|Original Title:||Aius -Locutius|
|Volume and Page:||Vol. 1 (1751), p. 241|
|Author:||Denis Diderot (biography)|
|Translator:||Stephen J. Gendzier [Brandeis University]|
|Original Version (ARTFL):||Link|
|Source:||Stephen J. Gendzier, ed., Denis Diderot’s The Encyclopedia: Selections (New York: Harper & Row, ). Used with permission.|
This text is protected by copyright and may be linked to without seeking permission. Please see http://quod.lib.umich.edu/d/did/terms.html for information on reproduction.
|Citation (MLA):||Diderot, Denis. "Aius Locutius." The Encyclopedia of Diderot & d'Alembert Collaborative Translation Project. Translated by Stephen J. Gendzier. Ann Arbor: Michigan Publishing, University of Michigan Library, 2009. Web. [fill in today's date in the form 18 Apr. 2009 and remove square brackets]. <http://hdl.handle.net/2027/spo.did2222.0001.297>. Trans. of "Aius -Locutius," Encyclopédie ou Dictionnaire raisonné des sciences, des arts et des métiers, vol. 1. Paris, 1751.|
|Citation (Chicago):||Diderot, Denis. "Aius Locutius." The Encyclopedia of Diderot & d'Alembert Collaborative Translation Project. Translated by Stephen J. Gendzier. Ann Arbor: Michigan Publishing, University of Michigan Library, 2009. http://hdl.handle.net/2027/spo.did2222.0001.297 (accessed [fill in today's date in the form April 18, 2009 and remove square brackets]). Originally published as "Aius -Locutius," Encyclopédie ou Dictionnaire raisonné des sciences, des arts et des métiers, 1:241 (Paris, 1751).|
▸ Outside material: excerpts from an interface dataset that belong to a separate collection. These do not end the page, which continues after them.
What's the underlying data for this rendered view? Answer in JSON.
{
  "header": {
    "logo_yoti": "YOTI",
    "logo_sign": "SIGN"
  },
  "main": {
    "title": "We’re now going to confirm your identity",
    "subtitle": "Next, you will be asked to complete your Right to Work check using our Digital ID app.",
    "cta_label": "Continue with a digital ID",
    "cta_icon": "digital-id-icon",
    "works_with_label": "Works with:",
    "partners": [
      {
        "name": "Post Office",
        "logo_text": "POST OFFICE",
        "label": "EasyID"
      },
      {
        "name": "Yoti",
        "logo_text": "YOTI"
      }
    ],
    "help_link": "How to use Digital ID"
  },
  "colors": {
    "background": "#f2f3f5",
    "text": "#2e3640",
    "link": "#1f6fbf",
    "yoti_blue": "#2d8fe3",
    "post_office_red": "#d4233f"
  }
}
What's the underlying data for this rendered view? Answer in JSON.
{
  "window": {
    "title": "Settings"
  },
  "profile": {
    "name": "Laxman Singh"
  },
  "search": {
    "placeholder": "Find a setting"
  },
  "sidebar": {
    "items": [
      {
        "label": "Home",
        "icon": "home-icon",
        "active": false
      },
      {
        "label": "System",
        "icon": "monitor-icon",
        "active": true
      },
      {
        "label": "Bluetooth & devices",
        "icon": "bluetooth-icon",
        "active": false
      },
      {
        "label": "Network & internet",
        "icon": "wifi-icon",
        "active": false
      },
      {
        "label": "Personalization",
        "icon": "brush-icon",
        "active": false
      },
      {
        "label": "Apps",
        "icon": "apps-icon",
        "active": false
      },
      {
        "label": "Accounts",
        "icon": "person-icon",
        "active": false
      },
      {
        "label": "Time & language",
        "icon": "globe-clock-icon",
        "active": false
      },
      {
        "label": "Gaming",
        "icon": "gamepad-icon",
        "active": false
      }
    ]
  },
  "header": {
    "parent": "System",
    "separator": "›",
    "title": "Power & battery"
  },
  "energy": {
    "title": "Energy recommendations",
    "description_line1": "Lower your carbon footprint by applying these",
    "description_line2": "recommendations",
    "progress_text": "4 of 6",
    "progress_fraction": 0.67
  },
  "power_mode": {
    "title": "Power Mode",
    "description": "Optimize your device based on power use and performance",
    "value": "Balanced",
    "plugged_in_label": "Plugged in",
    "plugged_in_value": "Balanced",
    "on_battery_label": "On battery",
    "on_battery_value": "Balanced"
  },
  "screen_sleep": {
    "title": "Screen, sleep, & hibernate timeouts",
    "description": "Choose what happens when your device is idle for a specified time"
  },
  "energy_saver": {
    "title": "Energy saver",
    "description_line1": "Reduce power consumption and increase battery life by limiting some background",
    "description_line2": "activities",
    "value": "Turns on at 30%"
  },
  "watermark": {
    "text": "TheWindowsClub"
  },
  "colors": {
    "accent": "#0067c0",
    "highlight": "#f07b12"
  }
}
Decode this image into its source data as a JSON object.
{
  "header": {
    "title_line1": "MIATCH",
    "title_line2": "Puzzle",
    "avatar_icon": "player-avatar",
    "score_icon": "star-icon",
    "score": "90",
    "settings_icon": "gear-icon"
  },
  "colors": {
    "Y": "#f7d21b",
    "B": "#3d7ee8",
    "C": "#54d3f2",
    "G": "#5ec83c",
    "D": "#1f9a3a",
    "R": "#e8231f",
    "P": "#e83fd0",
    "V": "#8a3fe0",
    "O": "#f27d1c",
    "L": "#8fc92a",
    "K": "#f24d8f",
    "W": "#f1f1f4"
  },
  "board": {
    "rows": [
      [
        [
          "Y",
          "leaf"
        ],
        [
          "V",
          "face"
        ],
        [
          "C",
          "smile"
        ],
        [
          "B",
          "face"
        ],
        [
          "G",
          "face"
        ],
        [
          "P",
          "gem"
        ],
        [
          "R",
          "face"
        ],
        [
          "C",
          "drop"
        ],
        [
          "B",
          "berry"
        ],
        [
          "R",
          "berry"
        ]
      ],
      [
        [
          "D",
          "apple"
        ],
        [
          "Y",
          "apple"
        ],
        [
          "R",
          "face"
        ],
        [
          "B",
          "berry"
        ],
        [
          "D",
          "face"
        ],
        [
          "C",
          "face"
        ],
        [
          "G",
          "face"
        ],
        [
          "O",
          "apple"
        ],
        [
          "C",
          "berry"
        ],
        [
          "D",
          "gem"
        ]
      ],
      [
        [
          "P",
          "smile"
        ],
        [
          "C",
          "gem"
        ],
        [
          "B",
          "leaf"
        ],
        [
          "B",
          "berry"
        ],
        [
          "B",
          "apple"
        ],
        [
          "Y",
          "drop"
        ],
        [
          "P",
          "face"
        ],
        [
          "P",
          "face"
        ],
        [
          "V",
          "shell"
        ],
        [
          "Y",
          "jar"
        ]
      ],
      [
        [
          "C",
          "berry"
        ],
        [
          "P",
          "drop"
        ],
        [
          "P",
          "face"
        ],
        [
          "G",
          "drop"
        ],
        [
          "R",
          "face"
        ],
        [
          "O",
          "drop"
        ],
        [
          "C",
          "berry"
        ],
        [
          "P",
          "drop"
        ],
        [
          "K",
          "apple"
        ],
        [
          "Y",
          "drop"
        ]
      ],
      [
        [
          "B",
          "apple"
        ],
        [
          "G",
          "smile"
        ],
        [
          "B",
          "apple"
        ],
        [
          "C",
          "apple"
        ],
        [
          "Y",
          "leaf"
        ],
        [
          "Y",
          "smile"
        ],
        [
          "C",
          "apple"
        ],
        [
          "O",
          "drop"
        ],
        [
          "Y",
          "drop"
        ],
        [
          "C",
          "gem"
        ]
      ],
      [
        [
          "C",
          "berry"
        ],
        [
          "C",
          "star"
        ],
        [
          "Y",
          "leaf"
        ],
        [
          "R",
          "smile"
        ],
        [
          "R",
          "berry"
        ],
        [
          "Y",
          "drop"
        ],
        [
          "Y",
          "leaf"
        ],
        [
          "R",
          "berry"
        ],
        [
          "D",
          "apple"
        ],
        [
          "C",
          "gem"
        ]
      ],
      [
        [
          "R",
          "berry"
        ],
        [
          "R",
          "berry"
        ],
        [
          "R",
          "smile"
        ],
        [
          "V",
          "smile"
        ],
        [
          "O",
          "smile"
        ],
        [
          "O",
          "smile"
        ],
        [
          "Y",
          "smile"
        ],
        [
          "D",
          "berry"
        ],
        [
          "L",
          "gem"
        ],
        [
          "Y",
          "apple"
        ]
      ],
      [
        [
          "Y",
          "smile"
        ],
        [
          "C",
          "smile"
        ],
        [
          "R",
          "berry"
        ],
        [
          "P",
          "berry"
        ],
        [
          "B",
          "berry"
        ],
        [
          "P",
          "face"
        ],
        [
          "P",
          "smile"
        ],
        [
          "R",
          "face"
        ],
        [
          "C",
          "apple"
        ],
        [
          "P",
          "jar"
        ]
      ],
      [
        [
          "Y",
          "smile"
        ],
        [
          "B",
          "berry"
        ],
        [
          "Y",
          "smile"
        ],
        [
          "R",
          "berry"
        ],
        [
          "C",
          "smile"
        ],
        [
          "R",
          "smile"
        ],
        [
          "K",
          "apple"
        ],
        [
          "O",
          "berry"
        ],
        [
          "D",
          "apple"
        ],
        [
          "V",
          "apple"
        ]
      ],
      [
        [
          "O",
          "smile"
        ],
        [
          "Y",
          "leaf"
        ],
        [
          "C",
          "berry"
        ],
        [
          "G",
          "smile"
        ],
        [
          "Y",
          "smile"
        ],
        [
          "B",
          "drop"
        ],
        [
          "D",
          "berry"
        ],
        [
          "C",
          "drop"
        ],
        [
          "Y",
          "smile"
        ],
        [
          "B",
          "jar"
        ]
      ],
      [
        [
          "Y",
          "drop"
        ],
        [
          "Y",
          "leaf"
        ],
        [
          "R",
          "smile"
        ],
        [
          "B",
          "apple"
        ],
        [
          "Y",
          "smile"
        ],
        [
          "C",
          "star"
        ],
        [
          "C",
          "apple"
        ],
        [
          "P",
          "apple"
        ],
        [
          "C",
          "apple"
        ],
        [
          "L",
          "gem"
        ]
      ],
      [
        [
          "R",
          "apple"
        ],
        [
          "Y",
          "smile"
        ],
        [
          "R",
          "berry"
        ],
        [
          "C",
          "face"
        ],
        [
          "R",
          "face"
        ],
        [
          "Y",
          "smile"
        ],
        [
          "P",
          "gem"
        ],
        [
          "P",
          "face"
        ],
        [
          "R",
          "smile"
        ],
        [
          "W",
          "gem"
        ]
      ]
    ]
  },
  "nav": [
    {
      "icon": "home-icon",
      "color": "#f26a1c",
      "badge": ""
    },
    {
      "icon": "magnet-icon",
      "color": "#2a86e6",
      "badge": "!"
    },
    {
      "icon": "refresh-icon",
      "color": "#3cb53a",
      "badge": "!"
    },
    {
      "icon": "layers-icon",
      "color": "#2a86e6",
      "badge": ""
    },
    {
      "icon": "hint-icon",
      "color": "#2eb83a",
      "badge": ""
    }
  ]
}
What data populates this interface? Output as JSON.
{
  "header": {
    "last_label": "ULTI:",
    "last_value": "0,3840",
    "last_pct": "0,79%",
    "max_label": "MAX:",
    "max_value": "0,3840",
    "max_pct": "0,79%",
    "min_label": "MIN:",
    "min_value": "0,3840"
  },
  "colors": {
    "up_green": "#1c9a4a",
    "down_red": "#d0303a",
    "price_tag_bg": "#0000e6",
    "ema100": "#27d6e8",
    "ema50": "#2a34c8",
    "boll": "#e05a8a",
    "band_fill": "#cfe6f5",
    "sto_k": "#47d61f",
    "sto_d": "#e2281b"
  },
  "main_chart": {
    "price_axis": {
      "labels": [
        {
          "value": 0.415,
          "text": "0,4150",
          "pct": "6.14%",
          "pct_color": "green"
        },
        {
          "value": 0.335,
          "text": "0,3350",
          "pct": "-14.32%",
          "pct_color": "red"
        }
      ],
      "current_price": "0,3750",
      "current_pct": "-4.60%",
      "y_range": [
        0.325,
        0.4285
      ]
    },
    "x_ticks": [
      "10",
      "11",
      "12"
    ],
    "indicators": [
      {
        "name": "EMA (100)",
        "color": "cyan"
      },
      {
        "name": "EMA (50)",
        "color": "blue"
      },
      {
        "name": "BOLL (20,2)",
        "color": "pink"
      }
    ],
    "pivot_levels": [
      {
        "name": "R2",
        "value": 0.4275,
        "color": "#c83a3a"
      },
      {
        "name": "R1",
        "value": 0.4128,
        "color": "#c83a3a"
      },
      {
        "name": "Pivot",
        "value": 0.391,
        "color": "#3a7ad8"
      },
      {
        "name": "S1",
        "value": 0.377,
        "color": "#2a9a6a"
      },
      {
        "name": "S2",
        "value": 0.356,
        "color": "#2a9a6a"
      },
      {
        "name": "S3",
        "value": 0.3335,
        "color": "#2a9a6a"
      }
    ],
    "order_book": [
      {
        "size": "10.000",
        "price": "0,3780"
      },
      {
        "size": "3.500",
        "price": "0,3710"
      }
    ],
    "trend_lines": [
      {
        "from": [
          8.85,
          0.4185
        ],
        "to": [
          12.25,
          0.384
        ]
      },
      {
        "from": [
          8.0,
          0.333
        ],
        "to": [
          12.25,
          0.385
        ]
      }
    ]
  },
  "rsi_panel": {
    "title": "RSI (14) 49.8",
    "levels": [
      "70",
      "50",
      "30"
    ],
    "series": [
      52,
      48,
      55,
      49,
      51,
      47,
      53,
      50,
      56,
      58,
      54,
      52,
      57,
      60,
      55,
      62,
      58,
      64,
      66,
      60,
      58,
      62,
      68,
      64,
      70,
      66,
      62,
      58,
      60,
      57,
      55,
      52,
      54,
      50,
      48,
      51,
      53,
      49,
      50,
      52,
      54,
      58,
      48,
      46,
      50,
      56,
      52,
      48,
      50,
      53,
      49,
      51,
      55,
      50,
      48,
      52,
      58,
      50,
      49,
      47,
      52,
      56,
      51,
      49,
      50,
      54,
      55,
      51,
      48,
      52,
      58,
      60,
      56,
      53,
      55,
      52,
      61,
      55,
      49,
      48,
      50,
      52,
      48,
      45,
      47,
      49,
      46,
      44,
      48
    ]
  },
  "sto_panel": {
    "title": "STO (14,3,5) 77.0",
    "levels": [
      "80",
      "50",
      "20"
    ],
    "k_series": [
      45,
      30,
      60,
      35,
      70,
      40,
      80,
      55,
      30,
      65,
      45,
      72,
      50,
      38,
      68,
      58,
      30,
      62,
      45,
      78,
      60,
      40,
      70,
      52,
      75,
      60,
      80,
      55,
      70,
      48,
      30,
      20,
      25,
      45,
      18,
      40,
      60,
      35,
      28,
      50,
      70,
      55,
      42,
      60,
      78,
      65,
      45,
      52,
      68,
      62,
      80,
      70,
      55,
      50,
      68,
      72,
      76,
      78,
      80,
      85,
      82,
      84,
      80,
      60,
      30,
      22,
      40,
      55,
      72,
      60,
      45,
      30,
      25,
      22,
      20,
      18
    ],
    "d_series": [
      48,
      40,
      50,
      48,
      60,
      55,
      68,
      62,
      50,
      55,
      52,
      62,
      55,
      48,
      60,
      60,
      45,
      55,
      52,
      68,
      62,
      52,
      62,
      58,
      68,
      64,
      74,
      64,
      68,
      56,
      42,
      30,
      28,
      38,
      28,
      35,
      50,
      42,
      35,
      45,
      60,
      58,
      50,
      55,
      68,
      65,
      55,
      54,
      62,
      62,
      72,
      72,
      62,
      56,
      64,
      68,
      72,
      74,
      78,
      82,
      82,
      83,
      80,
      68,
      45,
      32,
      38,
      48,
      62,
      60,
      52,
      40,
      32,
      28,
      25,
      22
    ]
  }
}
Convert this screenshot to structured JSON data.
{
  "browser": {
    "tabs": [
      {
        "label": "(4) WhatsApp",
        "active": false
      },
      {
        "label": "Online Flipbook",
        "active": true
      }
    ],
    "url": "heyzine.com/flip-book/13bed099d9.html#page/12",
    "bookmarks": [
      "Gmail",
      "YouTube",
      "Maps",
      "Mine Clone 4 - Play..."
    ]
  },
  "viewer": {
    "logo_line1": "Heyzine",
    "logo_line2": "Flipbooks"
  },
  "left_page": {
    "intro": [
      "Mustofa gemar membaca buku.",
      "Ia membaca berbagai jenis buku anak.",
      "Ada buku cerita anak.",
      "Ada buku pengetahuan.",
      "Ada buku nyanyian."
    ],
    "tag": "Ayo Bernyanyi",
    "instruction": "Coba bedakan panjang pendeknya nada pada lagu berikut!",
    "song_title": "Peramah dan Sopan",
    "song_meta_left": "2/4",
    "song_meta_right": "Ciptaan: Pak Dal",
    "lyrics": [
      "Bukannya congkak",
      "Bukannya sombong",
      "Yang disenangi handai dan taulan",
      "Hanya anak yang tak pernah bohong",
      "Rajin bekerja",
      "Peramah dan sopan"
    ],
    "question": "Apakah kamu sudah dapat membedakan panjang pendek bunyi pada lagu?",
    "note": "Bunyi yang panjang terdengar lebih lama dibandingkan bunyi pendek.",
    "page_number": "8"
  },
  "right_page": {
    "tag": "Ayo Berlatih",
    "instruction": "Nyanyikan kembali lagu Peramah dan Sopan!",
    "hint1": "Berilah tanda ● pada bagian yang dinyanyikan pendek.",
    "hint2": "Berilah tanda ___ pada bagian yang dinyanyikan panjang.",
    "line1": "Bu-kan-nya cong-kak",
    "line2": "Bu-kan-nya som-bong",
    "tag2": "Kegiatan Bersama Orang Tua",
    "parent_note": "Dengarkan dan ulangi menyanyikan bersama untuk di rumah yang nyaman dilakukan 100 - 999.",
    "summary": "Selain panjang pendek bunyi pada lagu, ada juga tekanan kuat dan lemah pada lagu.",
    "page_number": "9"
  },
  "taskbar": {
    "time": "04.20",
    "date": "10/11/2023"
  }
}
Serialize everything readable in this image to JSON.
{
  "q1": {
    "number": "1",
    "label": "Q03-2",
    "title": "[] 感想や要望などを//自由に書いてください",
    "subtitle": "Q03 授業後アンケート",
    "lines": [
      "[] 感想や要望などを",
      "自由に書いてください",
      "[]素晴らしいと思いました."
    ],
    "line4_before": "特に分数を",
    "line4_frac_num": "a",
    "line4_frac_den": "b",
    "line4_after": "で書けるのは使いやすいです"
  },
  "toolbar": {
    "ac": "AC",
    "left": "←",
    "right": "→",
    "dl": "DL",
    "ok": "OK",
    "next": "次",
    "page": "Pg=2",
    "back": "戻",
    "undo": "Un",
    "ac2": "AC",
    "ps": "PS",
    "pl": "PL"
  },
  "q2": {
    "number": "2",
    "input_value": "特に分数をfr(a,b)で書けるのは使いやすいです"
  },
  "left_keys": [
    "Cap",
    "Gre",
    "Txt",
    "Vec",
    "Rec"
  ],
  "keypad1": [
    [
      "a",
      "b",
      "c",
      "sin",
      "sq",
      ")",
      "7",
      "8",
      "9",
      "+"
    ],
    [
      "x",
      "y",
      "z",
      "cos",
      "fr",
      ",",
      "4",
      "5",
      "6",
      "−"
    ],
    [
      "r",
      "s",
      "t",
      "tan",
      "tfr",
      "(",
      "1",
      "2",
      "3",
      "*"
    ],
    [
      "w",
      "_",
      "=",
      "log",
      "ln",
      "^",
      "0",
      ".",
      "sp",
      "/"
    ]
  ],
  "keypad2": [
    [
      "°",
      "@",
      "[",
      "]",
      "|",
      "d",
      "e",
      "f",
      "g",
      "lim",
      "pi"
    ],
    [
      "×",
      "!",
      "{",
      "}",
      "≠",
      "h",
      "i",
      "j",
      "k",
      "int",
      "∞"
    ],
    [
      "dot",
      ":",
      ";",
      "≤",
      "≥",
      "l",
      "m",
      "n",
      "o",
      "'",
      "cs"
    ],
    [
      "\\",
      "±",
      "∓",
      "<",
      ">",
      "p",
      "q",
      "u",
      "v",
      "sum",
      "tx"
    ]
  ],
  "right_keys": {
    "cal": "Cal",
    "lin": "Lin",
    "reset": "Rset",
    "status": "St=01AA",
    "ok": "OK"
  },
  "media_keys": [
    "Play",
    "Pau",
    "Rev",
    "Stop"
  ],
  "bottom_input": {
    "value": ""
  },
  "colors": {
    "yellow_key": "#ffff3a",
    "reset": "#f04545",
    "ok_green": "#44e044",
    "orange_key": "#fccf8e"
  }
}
Aius Locutius, God of speech, whom the Romans honored by this extraordinary name. As it is also necessary to hold one's tongue, they also had the god of silence. When the Gauls were about to invade Italy, a voice coming from the wood of Vesta was heard to cry out: "If you do not raise the walls of the city, it will be taken." This advice was disregarded. The Gauls arrived and Rome was taken. After their retreat, the oracle was recalled and an altar was raised for him under the name that we are discussing. A temple was then constructed in Rome at the very place where he had made himself heard for the first time. Cicero says in the second volume of his study On Divination that this god spoke when he was not known by anyone but kept quiet the moment he had a temple and altars. The god of speech became mute as soon as he was worshiped. It is difficult to reconcile the singular veneration that the pagans had for their gods with the patience that they also had for the discourses of certain philosophers. Did the Christians whom they persecuted so much say anything stronger than we can read in Cicero? The books On Divination are merely irreligious treatises. But what an impression must have been made on the people by certain pieces of oratory in which the gods were constantly invoked and called forth to witness events, in which Olympian threats were recalled to mind-in short, where the very existence of the pagan deities was presupposed by orators who had written a host of philosophical essays treating the gods and religion as mere fables! Can we not find the solution to all these difficulties in the scarcity of manuscripts in ancient times? In those days the people hardly read: they heard the discourses of their orators and these discourses were always filled with piety toward the gods, but they were ignorant of what the orator thought and wrote about them in the privacy of his own house. These works were available only to his friends. Since it will always be impossible to prevent men from thinking and writing, would it not be desirable to allow them to live among us as they did among the ancients? The works of incredulity are not to be feared, for they only affect the masses and the faith of simple people. Those who really think know what to believe; and a pamphlet will certainly not lead them off a path which they have carefully chosen and follow by preference, It is not by trivial and absurd reasoning that a philosopher can be persuaded to abandon his God. Impiety is therefore not to be feared except for those who let themselves be guided. But a way to reconcile the respect we owe to the faith of is extremely desirable for the discovery of truth and with public harmony and peace without which there cannot exist any happiness for either the philosopher or the people, would be to forbid all the works against the government and religion that are in the to allow those people to publish who write in a scholarly language? and to prosecute only the translators thereof. It seems to me that if we deal with the situation in this way, the nonsense that is written by certain authors will not harm anyone. Moreover? this arrangement will permit the greatest amount of freedom that can be granted in an orderly society. Wherever this privilege is not enjoyed in a similar manner, the country will still be properly governed. But corruption will certainly exist in a society where this freedom becomes more extensive. This is the case? I believe, of the English and the Dutch: it seems that the people in these countries think that they are not free unless they can be unrestrained and write with impunity. [The following sentence is an erratum which Diderot placed in Volume III of the Encyclopedia ] If what we say in this article does not appear to be true and offends people? although this was not our intention, then we refer them to the article Casuist where our thoughts are explained in a manner that should satisfy everyone.